Every line of the listing is returned unchanged, and every picture is dropped.

········

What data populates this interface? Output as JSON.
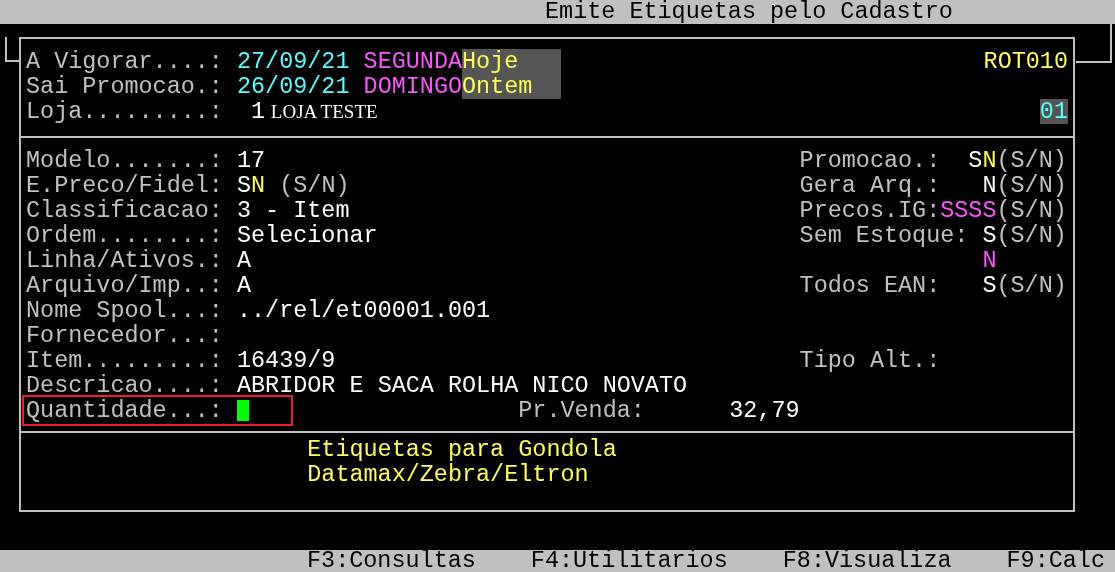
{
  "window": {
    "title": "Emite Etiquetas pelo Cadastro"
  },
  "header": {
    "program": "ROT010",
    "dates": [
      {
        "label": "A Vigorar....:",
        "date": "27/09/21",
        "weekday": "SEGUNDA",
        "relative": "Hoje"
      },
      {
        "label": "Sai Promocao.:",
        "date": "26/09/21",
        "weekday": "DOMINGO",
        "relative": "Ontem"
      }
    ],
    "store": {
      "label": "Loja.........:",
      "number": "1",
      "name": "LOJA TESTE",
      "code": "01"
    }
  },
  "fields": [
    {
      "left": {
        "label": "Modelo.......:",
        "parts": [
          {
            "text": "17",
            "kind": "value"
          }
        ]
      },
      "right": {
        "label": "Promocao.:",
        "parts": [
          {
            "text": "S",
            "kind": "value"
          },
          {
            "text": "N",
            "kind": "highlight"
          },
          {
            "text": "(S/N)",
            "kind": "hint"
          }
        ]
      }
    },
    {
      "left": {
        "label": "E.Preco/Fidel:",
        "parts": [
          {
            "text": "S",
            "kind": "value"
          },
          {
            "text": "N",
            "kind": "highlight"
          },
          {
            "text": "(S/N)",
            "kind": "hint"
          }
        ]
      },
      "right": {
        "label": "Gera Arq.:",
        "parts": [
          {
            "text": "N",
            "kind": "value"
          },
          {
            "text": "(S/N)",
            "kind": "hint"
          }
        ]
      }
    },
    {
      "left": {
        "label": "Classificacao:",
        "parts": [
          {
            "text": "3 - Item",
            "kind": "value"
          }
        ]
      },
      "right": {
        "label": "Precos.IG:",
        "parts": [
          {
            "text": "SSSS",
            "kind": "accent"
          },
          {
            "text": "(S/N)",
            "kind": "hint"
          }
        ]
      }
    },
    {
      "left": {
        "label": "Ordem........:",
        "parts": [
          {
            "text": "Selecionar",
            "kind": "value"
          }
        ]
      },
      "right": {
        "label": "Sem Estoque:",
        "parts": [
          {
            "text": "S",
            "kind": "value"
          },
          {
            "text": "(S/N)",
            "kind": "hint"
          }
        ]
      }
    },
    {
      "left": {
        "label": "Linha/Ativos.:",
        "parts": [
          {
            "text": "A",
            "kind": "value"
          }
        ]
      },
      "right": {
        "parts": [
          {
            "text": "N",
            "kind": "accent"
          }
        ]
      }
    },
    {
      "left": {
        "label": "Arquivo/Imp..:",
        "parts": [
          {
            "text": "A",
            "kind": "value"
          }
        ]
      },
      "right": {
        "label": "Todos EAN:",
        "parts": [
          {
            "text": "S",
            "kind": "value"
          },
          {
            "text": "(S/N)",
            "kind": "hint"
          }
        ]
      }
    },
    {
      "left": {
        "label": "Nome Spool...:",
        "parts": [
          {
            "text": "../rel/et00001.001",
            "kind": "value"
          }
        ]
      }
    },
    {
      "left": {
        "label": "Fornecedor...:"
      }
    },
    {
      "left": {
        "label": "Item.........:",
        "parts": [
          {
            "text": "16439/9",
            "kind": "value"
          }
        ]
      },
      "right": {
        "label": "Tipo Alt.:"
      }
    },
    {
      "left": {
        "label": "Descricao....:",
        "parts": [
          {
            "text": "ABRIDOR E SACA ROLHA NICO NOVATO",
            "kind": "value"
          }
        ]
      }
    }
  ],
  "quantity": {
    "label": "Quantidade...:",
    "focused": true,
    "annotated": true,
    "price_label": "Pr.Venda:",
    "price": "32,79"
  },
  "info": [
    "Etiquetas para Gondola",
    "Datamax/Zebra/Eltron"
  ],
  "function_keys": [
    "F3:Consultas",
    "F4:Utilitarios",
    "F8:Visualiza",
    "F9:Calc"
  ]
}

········

### Solution for this exercise
What data populates this interface? Output as JSON.
{
  "window": {
    "title": "Emite Etiquetas pelo Cadastro"
  },
  "header": {
    "program": "ROT010",
    "dates": [
      {
        "label": "A Vigorar....:",
        "date": "27/09/21",
        "weekday": "SEGUNDA",
        "relative": "Hoje"
      },
      {
        "label": "Sai Promocao.:",
        "date": "26/09/21",
        "weekday": "DOMINGO",
        "relative": "Ontem"
      }
    ],
    "store": {
      "label": "Loja.........:",
      "number": "1",
      "name": "LOJA TESTE",
      "code": "01"
    }
  },
  "fields": [
    {
      "left": {
        "label": "Modelo.......:",
        "parts": [
          {
            "text": "17",
            "kind": "value"
          }
        ]
      },
      "right": {
        "label": "Promocao.:",
        "parts": [
          {
            "text": "S",
            "kind": "value"
          },
          {
            "text": "N",
            "kind": "highlight"
          },
          {
            "text": "(S/N)",
            "kind": "hint"
          }
        ]
      }
    },
    {
      "left": {
        "label": "E.Preco/Fidel:",
        "parts": [
          {
            "text": "S",
            "kind": "value"
          },
          {
            "text": "N",
            "kind": "highlight"
          },
          {
            "text": "(S/N)",
            "kind": "hint"
          }
        ]
      },
      "right": {
        "label": "Gera Arq.:",
        "parts": [
          {
            "text": "N",
            "kind": "value"
          },
          {
            "text": "(S/N)",
            "kind": "hint"
          }
        ]
      }
    },
    {
      "left": {
        "label": "Classificacao:",
        "parts": [
          {
            "text": "3 - Item",
            "kind": "value"
          }
        ]
      },
      "right": {
        "label": "Precos.IG:",
        "parts": [
          {
            "text": "SSSS",
            "kind": "accent"
          },
          {
            "text": "(S/N)",
            "kind": "hint"
          }
        ]
      }
    },
    {
      "left": {
        "label": "Ordem........:",
        "parts": [
          {
            "text": "Selecionar",
            "kind": "value"
          }
        ]
      },
      "right": {
        "label": "Sem Estoque:",
        "parts": [
          {
            "text": "S",
            "kind": "value"
          },
          {
            "text": "(S/N)",
            "kind": "hint"
          }
        ]
      }
    },
    {
      "left": {
        "label": "Linha/Ativos.:",
        "parts": [
          {
            "text": "A",
            "kind": "value"
          }
        ]
      },
      "right": {
        "parts": [
          {
            "text": "N",
            "kind": "accent"
          }
        ]
      }
    },
    {
      "left": {
        "label": "Arquivo/Imp..:",
        "parts": [
          {
            "text": "A",
            "kind": "value"
          }
        ]
      },
      "right": {
        "label": "Todos EAN:",
        "parts": [
          {
            "text": "S",
            "kind": "value"
          },
          {
            "text": "(S/N)",
            "kind": "hint"
          }
        ]
      }
    },
    {
      "left": {
        "label": "Nome Spool...:",
        "parts": [
          {
            "text": "../rel/et00001.001",
            "kind": "value"
          }
        ]
      }
    },
    {
      "left": {
        "label": "Fornecedor...:"
      }
    },
    {
      "left": {
        "label": "Item.........:",
        "parts": [
          {
            "text": "16439/9",
            "kind": "value"
          }
        ]
      },
      "right": {
        "label": "Tipo Alt.:"
      }
    },
    {
      "left": {
        "label": "Descricao....:",
        "parts": [
          {
            "text": "ABRIDOR E SACA ROLHA NICO NOVATO",
            "kind": "value"
          }
        ]
      }
    }
  ],
  "quantity": {
    "label": "Quantidade...:",
    "focused": true,
    "annotated": true,
    "price_label": "Pr.Venda:",
    "price": "32,79"
  },
  "info": [
    "Etiquetas para Gondola",
    "Datamax/Zebra/Eltron"
  ],
  "function_keys": [
    "F3:Consultas",
    "F4:Utilitarios",
    "F8:Visualiza",
    "F9:Calc"
  ]
}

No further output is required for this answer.